Normally, I would stress about this until it was unhealthy but I am trying to make some changes in how I deal with this kind of thing. So this is how I am going to move forward.

*Post Edit
I have been thinking about a conversation I had with Jared about his wife Liz several years ago.

Me: Liz is amazing! I can't believe everything that she can do and does so well.

Jared: Yeah, she's great. You know what else? When she does something and it doesn't work out, she doesn't dwell on it. She just learns what she can and moves on to the next thing.

Me: You mean she doesn't fret and worry about the mistake and beat herself up for weeks?! Again, amazing!

In my next life I am determined to come back as one of my sisters-in-law. . . um . . . I mean . . . I will just make better different choices when it comes to husbands.

First, I am to keep a quilting, knitting, cake, project journal; it will include my original vision and a picture of the finished project, as well as sketches, dates and names.
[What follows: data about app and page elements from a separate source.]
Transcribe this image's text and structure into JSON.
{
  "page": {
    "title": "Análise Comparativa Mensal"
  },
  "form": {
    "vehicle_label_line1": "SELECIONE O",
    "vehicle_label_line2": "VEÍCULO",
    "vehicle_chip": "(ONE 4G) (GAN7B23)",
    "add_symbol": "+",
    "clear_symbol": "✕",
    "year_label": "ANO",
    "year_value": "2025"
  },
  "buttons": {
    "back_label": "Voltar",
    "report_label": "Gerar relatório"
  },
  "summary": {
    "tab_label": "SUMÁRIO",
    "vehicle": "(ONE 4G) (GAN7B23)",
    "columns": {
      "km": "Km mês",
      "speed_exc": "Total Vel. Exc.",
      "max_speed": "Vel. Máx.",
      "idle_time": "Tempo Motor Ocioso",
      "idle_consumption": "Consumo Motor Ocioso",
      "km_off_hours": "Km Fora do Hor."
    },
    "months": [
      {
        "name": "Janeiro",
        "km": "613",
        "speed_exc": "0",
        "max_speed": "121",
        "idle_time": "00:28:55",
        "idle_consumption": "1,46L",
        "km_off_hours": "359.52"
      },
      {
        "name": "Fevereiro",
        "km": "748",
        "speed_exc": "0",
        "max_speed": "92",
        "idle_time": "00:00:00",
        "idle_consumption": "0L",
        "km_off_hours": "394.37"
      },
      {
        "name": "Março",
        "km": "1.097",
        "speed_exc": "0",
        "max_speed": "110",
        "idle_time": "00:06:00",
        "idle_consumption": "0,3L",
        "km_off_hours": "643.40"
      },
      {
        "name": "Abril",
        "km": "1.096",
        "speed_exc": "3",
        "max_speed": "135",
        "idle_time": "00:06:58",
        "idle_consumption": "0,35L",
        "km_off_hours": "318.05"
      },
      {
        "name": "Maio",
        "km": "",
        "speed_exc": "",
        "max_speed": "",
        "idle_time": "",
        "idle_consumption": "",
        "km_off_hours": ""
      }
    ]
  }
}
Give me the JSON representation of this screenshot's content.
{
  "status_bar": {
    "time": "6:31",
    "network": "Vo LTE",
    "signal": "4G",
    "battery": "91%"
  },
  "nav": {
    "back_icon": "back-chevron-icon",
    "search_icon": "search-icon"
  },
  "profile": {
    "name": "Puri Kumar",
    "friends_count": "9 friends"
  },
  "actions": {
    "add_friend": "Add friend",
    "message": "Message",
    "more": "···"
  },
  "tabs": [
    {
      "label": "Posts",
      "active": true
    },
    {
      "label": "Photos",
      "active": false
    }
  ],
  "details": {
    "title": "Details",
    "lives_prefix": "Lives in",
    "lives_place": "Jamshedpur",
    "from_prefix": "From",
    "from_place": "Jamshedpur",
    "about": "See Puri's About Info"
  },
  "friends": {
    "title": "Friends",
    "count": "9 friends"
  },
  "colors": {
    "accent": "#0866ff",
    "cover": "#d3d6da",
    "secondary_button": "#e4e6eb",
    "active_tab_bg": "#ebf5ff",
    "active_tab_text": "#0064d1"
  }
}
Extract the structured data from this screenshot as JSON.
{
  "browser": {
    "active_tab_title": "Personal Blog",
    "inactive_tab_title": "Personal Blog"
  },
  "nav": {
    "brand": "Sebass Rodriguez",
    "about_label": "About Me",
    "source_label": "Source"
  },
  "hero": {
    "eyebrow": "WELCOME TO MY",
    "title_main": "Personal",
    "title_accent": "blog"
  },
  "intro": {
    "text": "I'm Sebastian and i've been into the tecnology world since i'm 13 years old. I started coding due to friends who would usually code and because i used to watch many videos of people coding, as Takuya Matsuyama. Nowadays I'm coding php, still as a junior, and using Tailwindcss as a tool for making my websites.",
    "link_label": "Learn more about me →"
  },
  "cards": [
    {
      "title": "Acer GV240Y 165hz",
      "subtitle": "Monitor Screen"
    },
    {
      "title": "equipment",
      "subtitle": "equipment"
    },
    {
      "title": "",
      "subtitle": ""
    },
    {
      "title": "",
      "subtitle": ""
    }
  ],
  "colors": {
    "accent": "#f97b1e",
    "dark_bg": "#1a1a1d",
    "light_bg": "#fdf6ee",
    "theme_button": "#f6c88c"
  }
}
I went to a photography workshop recently where the teacher walked us through her creative process and it was fascinating to me. I wish I had a record of my own. I think If I do that I will be forced to remember things correctly.

Second, I am going to be positive and not so critical about what I do and what I have to offer. I will focus on the positive side of things, ie: how I adjusted and adapted to make the project work and how well it turned out, instead of what went wrong and how different it is from my original idea.

Third, I am going to trust my own judgement. In the past I have been so worried about failing that I would paralyze myself then I would run my idea through two or three people thinking that would get my courage up. Three things happened when I did that. 1) I would get talked out of it altogether. 2) I end up with a product I don't like because I changed it to please others. And 3) I didn't learn anything because I didn't work through my own process. I loved this blog post discussing how to master a skill. He says mostly, "do it, practice it, and then do it some more."

I have been doing this for a while now and I feel liberated. I will keep you posted on my progress, I know you'll be glued to your computer chairs waiting.

1 comment:

Mom in Mendon said...

You're right. It IS beautiful. :)